Assigned task:
State, as a number alone, how many lines of the entries contain the word "arrow".

Records to process:

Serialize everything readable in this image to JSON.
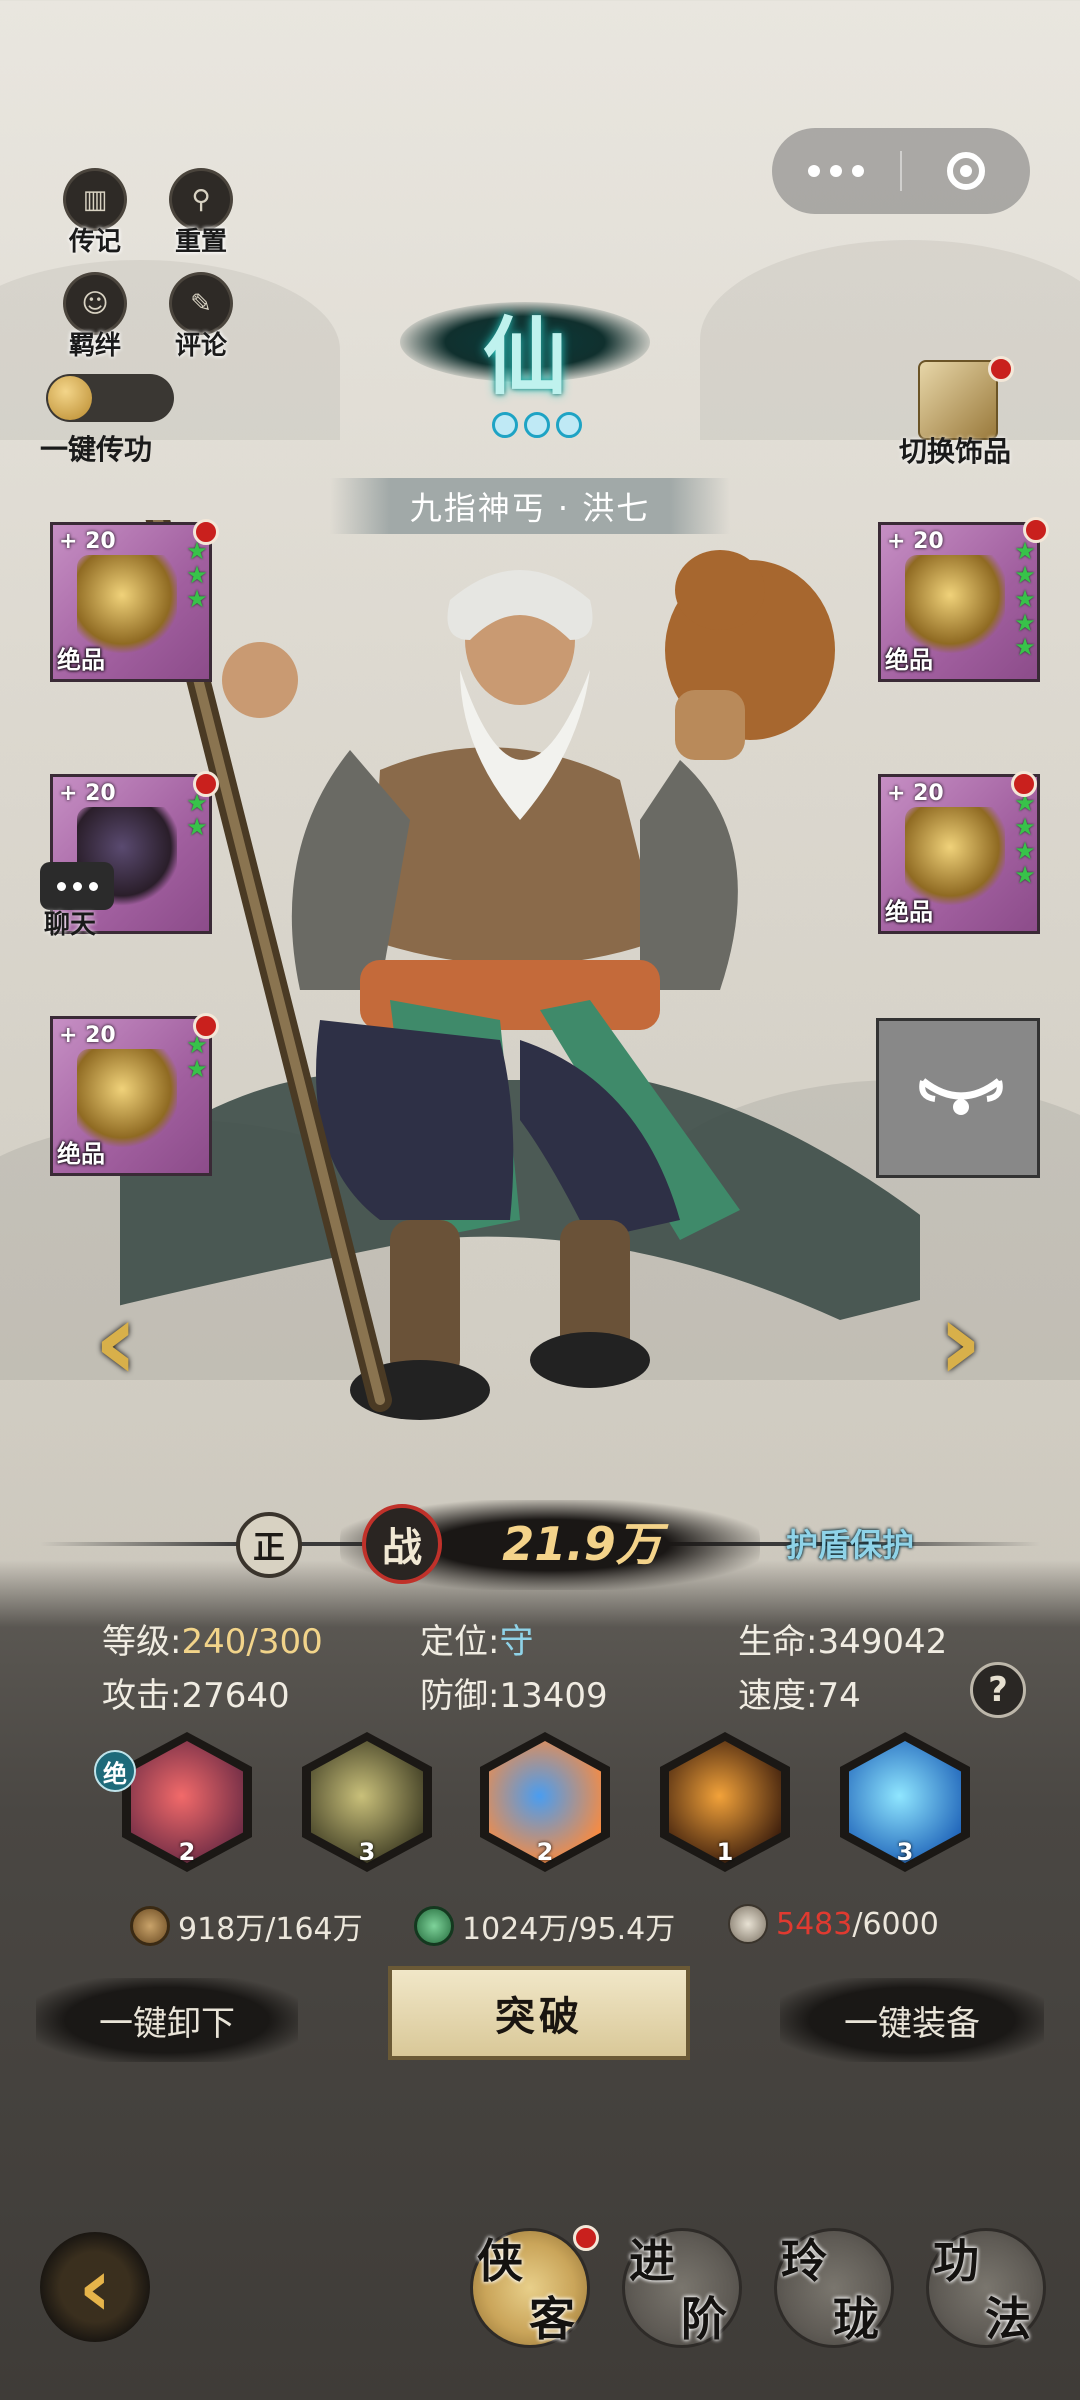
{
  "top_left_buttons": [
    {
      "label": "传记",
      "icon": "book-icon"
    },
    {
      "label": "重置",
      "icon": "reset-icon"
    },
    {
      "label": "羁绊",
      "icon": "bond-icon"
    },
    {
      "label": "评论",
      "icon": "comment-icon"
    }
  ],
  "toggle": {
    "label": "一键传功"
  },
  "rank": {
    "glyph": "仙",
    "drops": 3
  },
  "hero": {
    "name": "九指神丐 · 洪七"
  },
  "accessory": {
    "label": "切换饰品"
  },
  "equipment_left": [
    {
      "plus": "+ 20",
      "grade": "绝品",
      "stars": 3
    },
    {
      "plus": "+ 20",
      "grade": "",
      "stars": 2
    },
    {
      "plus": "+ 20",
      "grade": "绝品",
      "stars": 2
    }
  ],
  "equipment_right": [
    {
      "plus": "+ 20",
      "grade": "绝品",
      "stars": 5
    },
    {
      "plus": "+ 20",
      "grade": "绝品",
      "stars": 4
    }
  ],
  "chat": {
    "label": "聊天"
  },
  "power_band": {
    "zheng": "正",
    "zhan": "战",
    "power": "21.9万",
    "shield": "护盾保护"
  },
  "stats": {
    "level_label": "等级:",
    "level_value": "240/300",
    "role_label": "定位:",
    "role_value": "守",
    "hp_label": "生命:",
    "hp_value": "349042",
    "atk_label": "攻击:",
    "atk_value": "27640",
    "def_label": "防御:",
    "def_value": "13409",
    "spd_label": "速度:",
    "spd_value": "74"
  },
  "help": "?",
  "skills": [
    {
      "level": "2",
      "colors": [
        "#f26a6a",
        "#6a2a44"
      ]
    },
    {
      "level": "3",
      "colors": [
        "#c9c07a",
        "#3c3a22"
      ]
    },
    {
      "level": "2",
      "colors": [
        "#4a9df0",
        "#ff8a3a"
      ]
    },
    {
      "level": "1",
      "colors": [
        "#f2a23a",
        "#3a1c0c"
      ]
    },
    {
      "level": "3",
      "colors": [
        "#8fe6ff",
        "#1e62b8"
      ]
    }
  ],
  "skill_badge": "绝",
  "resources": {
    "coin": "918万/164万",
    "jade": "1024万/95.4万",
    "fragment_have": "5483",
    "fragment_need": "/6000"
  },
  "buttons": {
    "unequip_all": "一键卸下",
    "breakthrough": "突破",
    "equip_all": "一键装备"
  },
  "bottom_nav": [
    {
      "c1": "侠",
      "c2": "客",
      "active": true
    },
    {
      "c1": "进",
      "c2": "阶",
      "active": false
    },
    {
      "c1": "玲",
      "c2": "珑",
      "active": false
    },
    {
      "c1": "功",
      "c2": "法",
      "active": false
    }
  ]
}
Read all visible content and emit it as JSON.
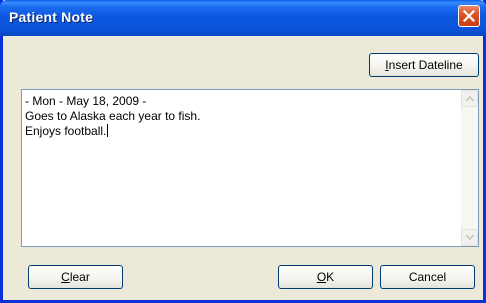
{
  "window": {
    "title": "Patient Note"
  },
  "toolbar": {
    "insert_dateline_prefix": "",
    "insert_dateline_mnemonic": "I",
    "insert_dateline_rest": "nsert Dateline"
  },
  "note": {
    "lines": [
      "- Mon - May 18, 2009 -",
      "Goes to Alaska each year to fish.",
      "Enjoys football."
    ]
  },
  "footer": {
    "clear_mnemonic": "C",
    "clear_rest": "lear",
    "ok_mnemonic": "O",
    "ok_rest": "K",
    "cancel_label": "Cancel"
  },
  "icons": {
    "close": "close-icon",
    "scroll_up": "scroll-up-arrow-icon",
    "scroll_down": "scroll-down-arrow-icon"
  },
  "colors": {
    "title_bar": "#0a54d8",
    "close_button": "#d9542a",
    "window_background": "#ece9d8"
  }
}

Written response:
2